Although at the time of writing this paper the Spanish Government has enacted a temporary suspension of premiums for new renewable facilities (the previously existing facilities retain their established support system) and the renewable sector presents a lower growth rate due to the financial crisis, this empirical survey of the Spanish scheme of electricity production from renewable resources (Special Regime) has shown that the development of these technologies has a very favorable economic, social, and environmental impact and improves the control of dependence on foreign energy.

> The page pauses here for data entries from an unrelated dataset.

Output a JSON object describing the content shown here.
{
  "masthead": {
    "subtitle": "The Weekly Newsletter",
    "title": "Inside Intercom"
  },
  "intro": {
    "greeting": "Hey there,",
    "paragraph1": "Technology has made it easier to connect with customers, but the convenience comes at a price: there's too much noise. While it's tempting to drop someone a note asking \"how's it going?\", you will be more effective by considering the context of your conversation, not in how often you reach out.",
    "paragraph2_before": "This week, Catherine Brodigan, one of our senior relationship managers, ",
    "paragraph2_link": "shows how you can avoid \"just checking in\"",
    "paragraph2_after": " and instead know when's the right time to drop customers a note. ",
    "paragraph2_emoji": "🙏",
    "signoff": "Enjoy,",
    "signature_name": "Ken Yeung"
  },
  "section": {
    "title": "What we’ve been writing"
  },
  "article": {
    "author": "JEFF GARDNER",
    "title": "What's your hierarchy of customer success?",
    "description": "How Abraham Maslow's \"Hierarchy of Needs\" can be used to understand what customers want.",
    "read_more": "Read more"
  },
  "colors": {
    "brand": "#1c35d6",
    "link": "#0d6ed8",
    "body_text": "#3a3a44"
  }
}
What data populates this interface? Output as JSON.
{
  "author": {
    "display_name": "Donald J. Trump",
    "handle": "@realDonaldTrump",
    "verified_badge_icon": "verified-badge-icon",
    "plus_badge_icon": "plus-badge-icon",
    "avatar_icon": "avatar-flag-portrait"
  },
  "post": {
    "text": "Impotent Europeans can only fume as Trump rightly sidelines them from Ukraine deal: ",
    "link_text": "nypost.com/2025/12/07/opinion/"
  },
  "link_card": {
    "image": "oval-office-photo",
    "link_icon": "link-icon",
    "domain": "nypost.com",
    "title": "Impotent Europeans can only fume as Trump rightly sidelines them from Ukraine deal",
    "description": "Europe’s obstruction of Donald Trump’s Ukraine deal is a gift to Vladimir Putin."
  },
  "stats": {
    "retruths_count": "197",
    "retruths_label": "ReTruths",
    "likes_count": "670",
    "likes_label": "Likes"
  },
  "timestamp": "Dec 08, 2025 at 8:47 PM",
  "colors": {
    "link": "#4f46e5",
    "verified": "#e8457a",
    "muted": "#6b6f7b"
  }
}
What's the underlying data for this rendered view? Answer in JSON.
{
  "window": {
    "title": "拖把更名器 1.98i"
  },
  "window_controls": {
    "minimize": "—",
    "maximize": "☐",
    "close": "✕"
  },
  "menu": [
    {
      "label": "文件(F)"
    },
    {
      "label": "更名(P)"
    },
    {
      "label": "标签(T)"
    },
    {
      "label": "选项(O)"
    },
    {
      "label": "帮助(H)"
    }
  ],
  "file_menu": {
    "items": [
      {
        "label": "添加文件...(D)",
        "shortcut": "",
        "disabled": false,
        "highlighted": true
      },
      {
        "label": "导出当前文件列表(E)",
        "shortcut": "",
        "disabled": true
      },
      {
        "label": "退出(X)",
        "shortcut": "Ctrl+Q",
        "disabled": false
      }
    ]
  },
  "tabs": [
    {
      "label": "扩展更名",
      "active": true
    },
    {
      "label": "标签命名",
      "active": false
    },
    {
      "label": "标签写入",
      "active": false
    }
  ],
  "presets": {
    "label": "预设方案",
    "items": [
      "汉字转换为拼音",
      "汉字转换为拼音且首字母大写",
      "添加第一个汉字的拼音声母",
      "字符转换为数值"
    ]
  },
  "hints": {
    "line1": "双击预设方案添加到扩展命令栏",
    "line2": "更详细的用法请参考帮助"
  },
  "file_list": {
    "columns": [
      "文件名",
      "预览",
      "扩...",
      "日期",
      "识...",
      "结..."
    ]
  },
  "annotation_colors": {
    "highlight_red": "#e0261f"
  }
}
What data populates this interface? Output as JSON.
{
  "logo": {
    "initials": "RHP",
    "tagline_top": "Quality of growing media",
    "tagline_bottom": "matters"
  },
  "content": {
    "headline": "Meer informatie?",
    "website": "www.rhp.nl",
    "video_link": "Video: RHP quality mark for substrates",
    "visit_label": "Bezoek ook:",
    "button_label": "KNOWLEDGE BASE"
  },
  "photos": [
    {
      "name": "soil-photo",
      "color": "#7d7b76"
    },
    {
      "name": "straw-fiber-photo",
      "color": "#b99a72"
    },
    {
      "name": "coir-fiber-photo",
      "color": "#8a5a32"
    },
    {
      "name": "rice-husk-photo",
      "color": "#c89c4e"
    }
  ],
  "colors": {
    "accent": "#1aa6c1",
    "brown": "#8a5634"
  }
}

The main conclusions of the survey can be summarized as follows: • The growing integration of renewable sources in the electricity market puts a clear downward pressure on the wholesale electricity price (although other causes could have contributed). During 2006–2011, the volume of renewable energy grew at a mean rate of 7.98 TWh/year, which resulted in a reduction of the wholesale price at a mean rate of 0.90 €/MWh. Therefore, on average, every terawatt-hour of renewable energy reduces the wholesale price by 0.11 €/MWh. • For the 2008–2011 period examined, the rough estimation of the cumulated reduction of the electricity market price for the customers slightly overcompensated the premium by 528 M€/year (3.3% of the mean yearly total cost). • According to APPA, the generation of electricity with renewable energy prevented the importation of more than 12.6 million tons of oil equivalent (TOE), in 2010. This represented a saving of fossil fuel imports of 2302 M€, approximately 0.22% of Spanish GDP for that year. • During 2010, renewable energy used for electricity production prevented the emission of 32.3 million tons (among other emissions) of greenhouse effect gases. In economic terms, the impact of prevented CO2 allowances alone amounted to 467.2 M€. • The replacement of fossil fuels with renewable energy results in lower emissions of SO2 and NOx, gases, which are harmful to human health. During 2010, this replacement has prevented the loss of 1.09 million days of human life (2.99 thousand years or 31.4 min per Spanish resident) and a saving of 160 M€ in health care savings. • In 2010, even after 2 years of reduced activity, the renewable energy industry still gave direct employment to 54,925 people in Spain. In the coming years, the share of renewable energy sources in the scheme of Spanish electricity generation will have an increasingly important role to play. This renders it advisable for the suspension of the moratorium of premiums applied to new renewable facilities, as well as for the removal of the existing regulatory and physical barriers, especially the increase in the interconnection capacity with Central Europe through France. In Spain as in other countries, especially those in the EU, there is a commitment to using renewable energy sources as a means to meet the international commitments on CO2 and on other reductions of the effects of greenhouse gases, as well as commitments on other economic and social objectives. The current and forecasted energy context makes it logical to continue and reinforce the ongoing replacement of fossil fuels, including nuclear fuel, with renewable energy sources. At present, renewable energy resources present the energy option that best combines the principles of sustainability: affordable cost, worldwide abundance, non-pollution for the environment, and security of supply. For the future, the expansion of offshore plants, the progressive integration of plug-in electric vehicles, the advance in the development of microgrids, and the growing exportation of the Spanish surplus of renewable electrical energy, would boost the creation of new areas of economic activity and job generation. All these new activities would increase the share of the renewable energy industry in Spanish and EU GDPs.